If we calculate the effective g-factor, for the ground state hydrogen atom, , we found that. For this value we calculate the period of ground state orbit and find:. Substituting this value and, , , and other related parameters in Equation (11), we find the

spinning period of electron in state,. We give the values of and for the states:, , , and in Table 1.

3. Period of the Orbital Motion of Electron

From Equation (1) the z-component of the total magnetic moment is:

Table 1. The values of and for the states.

where, , and

Now we find another expression for in the current loop model [2] : we assume that the magnetic moment associated with the orbital motion of electron is produced by the fictitious point charge (−e) rotating in a circular orbit with the angular frequency and the radius in x-y plane. In this model the z-com- ponent of the magnetic moment will be

(13)

If we compare Equation (12) and Equation (13) we write:

(14)

where we replace by; here the subscript (0) stands for orbital motion.

Now we can find the values of for hydrogen and hydrogen-like atoms: especially for states we can put where.

With these replacements Equation (14) becomes:

(15)

We note that the quantum number (l) gets involved through the effective Lande-g factor, which takes the values.

For example, for the ground state of hydrogen atom, substituting and the other related parameter in Equation (15), we find:

(16)

Similarly for the state the corresponding period is:

(17)

where we put:, , and in Equation (15).

Acknowledgments

Authors from Miami University acknowledge financial support from the National Science Foundation (Grant No. NSF-PHY-1309571).

Cite this paper

ZiyaSaglam,MesudeSaglam,S. BurcinBayram,TimHorton, (2015) The Spinning Period of a Free Electron and the Periods of Spin and Orbital Motions of Electron in Atomic States. *Journal of Modern Physics*,**06**,2239-2243. doi: 10.4236/jmp.2015.615229

References

- 1. Saglam, Z., Bayram, S.B. and Saglam, M. (2010) Journal of Modern Physics, 1, 399-404.

http://dx.doi.org/10.4236/jmp.2010.16057 - 2. Barut, O.A., Bozic, M. and Maric, Z. (1992) Annals of Physics, 214, 53-83.

http://dx.doi.org/10.1016/0003-4916(92)90061-P - 3. Saglam, M. and Sahin, G. (2009) Journal of Modern Physics, B, 23, 4977-4985.
- 4. Saglam, M., Saglam, Z., Boyacioglu, B. and Wan, K.K. (2007) Journal of Russian Laser Research, 28, 267-271.

http://dx.doi.org/10.1007/s10946-007-0015-6 - 5. Saglam, Z. and Boyacioglu, B. (2007) Journal of Russian Laser Research, 28, 142-147.

http://dx.doi.org/10.1007/s10946-007-0008-5 - 6. Saglam, M., Boyacioglu, B. and Saglam, Z. (2007) Journal of Russian Laser Research, 28, 377-382.

http://dx.doi.org/10.1007/s10946-007-0026-3 - 7. Saglam, M., Saglam, Z. and Boyacioglu, B. (2006) Journal of the Old and New Concepts in Physics, 3, 181-192.
- 8. Olszewski, S. (2014) Journal of Modern Physics, 5, 2030-2040. http://dx.doi.org/10.4236/jmp.2014.518199

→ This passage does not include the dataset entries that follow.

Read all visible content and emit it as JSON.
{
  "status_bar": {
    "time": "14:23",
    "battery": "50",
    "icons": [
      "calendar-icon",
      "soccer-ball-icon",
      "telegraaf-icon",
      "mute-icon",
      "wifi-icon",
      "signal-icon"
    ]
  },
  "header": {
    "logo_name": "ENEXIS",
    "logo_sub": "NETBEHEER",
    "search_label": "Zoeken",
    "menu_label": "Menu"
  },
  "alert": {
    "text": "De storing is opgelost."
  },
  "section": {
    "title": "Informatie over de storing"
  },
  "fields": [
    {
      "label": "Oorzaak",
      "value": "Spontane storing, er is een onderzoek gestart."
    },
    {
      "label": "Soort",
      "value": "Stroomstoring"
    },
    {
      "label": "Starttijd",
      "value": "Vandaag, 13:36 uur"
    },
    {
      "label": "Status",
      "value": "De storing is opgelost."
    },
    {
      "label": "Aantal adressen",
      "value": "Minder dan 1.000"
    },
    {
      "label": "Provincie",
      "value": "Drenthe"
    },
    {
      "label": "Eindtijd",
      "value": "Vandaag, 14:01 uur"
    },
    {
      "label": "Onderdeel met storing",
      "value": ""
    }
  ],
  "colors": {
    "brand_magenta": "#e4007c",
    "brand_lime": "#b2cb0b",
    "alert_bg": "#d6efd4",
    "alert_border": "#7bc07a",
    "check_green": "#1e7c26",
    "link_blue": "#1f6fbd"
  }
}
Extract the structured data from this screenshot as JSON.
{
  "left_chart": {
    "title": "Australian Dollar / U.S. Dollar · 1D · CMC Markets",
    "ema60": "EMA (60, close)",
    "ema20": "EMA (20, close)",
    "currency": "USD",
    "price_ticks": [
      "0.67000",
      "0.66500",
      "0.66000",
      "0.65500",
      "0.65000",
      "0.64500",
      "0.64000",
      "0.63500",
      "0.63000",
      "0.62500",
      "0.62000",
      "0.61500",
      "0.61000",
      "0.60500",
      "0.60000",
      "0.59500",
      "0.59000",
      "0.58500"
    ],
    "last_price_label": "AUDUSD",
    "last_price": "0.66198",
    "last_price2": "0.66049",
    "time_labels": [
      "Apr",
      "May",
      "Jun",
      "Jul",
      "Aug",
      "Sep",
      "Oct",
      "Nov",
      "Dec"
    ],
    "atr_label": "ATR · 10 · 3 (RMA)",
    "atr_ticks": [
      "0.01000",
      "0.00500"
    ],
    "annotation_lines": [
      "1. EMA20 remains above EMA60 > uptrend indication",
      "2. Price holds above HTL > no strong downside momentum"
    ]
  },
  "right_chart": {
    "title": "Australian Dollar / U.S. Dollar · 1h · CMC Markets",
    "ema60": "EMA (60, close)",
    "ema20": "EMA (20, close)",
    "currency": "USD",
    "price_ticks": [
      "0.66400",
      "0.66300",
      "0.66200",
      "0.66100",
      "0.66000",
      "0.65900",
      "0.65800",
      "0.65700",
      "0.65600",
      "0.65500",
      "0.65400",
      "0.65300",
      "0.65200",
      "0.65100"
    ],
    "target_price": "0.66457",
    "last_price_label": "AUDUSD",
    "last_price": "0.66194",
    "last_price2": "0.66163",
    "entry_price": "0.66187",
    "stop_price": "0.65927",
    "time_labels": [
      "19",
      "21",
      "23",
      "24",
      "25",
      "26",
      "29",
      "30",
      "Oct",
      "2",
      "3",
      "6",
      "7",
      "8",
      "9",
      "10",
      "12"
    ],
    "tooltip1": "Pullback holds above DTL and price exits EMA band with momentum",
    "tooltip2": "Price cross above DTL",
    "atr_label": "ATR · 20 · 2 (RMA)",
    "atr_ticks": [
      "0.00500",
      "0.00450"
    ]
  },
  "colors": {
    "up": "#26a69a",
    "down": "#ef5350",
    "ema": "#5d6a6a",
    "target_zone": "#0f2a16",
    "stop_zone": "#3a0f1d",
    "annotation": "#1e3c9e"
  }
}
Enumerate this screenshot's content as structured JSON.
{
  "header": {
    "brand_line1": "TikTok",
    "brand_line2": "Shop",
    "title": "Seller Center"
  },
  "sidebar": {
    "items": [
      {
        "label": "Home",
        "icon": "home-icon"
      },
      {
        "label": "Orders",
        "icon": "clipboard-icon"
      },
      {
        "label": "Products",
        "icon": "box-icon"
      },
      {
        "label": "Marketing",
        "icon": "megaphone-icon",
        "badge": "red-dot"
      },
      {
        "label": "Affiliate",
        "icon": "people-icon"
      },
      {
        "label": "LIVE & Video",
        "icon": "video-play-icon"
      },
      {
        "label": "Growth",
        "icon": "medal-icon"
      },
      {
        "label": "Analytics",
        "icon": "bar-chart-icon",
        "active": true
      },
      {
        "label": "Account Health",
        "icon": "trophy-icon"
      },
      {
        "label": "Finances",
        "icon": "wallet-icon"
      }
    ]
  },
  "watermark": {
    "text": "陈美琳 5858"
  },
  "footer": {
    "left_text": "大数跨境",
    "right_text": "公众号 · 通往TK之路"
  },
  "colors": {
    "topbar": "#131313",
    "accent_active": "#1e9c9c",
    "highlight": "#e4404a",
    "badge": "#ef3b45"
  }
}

Appendix I: Calculation of the Magnetic Moment of a Spinning Charge, Q Distributed Uniformly inside a Sphere of Radius R

Let us denote the uniform charge density by which is related to the total charge Q by:

(A-I)

where is the charge of the spherical shell with the radius r and thickness. First we want to calculate the magnetic moment of this spherical shell with the surface charge density (). Let us assume that the spinning is about z-axis with the angular frequency,. Let us consider the charge element in the area of the band with the radius () and the thickness () in spherical coordinates:

(A-II)

The current element produced by the rotating band charge with the angular frequency, will be:

(A-III)

The magnetic moment element of this band current will be:

(A-IV)

Integrating over the spherical shell gives us the magnetic moment of this shell,:

(A-V)

If we substitude in (A-V) and integrate over the spherical volume, we find the total magnetic moment of the sphere of radius R:

(A-VI)

Substituting (A-I) in (A-VI) we find:

. (A-VII)